----- Given entries

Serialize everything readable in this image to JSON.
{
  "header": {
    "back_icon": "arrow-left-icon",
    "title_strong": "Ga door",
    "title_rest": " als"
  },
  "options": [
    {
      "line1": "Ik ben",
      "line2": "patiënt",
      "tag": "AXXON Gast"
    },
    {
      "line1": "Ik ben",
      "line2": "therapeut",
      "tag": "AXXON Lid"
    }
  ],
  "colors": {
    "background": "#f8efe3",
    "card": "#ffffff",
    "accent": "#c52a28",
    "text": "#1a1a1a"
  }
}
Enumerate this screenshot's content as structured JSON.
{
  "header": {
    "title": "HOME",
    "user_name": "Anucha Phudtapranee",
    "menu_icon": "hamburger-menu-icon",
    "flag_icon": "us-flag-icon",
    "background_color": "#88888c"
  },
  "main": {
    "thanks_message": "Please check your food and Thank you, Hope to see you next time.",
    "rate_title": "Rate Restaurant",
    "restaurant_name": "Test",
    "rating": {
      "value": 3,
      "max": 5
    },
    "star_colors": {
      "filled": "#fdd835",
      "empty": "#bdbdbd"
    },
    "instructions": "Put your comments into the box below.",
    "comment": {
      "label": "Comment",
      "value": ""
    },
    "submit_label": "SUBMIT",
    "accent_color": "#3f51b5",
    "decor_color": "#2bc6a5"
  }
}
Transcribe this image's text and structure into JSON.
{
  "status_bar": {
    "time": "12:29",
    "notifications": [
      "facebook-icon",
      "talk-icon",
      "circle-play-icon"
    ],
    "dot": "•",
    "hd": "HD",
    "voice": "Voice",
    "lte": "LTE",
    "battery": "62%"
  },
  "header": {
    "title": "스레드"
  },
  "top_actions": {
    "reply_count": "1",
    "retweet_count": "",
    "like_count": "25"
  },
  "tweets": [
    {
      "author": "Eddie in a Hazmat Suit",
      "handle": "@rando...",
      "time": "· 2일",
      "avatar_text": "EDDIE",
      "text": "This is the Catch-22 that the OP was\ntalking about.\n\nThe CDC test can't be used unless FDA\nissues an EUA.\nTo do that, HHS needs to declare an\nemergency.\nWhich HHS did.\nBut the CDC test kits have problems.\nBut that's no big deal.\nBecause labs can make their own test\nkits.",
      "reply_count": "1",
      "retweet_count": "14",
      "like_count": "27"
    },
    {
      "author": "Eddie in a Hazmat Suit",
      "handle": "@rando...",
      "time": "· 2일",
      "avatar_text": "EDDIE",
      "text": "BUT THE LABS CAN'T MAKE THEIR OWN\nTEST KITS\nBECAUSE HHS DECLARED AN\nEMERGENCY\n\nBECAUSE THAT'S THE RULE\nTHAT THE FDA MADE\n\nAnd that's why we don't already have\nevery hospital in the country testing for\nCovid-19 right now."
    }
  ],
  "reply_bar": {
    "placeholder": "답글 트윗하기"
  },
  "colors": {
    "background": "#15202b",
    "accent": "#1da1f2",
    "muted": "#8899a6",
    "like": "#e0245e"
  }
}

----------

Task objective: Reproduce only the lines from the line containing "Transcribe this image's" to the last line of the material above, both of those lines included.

Answer to the problem:
Transcribe this image's text and structure into JSON.
{
  "status_bar": {
    "time": "12:29",
    "notifications": [
      "facebook-icon",
      "talk-icon",
      "circle-play-icon"
    ],
    "dot": "•",
    "hd": "HD",
    "voice": "Voice",
    "lte": "LTE",
    "battery": "62%"
  },
  "header": {
    "title": "스레드"
  },
  "top_actions": {
    "reply_count": "1",
    "retweet_count": "",
    "like_count": "25"
  },
  "tweets": [
    {
      "author": "Eddie in a Hazmat Suit",
      "handle": "@rando...",
      "time": "· 2일",
      "avatar_text": "EDDIE",
      "text": "This is the Catch-22 that the OP was\ntalking about.\n\nThe CDC test can't be used unless FDA\nissues an EUA.\nTo do that, HHS needs to declare an\nemergency.\nWhich HHS did.\nBut the CDC test kits have problems.\nBut that's no big deal.\nBecause labs can make their own test\nkits.",
      "reply_count": "1",
      "retweet_count": "14",
      "like_count": "27"
    },
    {
      "author": "Eddie in a Hazmat Suit",
      "handle": "@rando...",
      "time": "· 2일",
      "avatar_text": "EDDIE",
      "text": "BUT THE LABS CAN'T MAKE THEIR OWN\nTEST KITS\nBECAUSE HHS DECLARED AN\nEMERGENCY\n\nBECAUSE THAT'S THE RULE\nTHAT THE FDA MADE\n\nAnd that's why we don't already have\nevery hospital in the country testing for\nCovid-19 right now."
    }
  ],
  "reply_bar": {
    "placeholder": "답글 트윗하기"
  },
  "colors": {
    "background": "#15202b",
    "accent": "#1da1f2",
    "muted": "#8899a6",
    "like": "#e0245e"
  }
}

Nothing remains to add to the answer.